((

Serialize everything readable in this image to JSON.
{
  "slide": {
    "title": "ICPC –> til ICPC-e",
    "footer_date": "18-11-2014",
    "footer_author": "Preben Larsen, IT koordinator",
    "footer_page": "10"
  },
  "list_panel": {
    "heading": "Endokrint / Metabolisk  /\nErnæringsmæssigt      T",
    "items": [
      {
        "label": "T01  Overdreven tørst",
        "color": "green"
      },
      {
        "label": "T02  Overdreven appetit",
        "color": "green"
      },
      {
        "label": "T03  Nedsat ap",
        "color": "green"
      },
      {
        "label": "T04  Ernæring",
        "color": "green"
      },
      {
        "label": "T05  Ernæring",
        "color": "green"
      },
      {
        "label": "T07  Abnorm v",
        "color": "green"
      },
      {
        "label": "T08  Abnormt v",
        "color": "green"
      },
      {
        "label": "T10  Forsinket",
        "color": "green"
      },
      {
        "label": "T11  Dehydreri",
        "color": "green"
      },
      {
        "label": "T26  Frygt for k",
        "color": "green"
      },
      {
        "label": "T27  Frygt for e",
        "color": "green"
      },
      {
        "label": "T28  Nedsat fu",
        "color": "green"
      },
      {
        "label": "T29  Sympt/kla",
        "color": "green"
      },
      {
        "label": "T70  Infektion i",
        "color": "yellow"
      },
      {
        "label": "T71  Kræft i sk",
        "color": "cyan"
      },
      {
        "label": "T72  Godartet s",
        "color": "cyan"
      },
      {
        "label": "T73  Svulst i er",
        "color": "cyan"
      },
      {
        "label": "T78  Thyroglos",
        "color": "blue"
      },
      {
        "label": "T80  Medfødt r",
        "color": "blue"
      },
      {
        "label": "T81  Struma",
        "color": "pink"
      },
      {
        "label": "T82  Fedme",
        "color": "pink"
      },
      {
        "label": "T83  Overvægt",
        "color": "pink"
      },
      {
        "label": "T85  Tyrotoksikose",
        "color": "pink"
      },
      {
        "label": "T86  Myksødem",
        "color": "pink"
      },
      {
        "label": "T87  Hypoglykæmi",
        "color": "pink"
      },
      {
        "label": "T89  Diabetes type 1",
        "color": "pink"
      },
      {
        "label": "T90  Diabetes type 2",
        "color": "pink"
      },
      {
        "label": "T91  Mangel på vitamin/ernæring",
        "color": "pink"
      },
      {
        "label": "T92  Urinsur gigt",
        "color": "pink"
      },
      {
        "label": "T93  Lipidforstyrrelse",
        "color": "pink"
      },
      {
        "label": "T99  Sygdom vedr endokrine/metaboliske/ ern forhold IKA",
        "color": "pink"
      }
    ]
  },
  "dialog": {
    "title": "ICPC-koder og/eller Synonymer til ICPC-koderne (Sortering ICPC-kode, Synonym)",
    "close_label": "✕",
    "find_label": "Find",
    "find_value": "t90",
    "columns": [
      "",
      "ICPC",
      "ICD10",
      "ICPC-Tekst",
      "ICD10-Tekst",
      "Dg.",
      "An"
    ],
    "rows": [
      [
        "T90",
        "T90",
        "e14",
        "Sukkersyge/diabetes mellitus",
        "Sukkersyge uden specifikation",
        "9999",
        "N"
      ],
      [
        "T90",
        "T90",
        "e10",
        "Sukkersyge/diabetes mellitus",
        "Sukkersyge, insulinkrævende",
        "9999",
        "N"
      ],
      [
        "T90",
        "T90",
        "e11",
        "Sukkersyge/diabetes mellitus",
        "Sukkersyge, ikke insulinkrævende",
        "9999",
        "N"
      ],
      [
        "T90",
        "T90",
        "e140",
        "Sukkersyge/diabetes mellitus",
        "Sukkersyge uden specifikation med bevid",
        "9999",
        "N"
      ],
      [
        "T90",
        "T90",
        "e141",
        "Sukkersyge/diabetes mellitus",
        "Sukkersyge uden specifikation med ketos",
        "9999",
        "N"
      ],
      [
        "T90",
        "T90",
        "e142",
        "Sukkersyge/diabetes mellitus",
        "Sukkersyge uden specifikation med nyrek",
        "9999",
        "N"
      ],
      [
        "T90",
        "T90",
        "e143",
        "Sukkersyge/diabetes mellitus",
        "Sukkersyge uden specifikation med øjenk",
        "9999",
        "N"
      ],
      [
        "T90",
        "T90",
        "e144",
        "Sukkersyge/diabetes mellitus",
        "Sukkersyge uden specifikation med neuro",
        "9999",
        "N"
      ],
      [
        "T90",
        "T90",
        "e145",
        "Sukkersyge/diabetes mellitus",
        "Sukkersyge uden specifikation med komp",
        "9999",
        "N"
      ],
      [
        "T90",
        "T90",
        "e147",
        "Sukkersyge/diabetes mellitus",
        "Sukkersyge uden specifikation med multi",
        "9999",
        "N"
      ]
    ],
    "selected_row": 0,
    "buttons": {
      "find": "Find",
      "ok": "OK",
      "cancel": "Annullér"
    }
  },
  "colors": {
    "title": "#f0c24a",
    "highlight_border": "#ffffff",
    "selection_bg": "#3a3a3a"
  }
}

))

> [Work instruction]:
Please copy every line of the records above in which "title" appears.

> [Problem solution]:
    "title": "ICPC –> til ICPC-e",
    "title": "ICPC-koder og/eller Synonymer til ICPC-koderne (Sortering ICPC-kode, Synonym)",
    "title": "#f0c24a",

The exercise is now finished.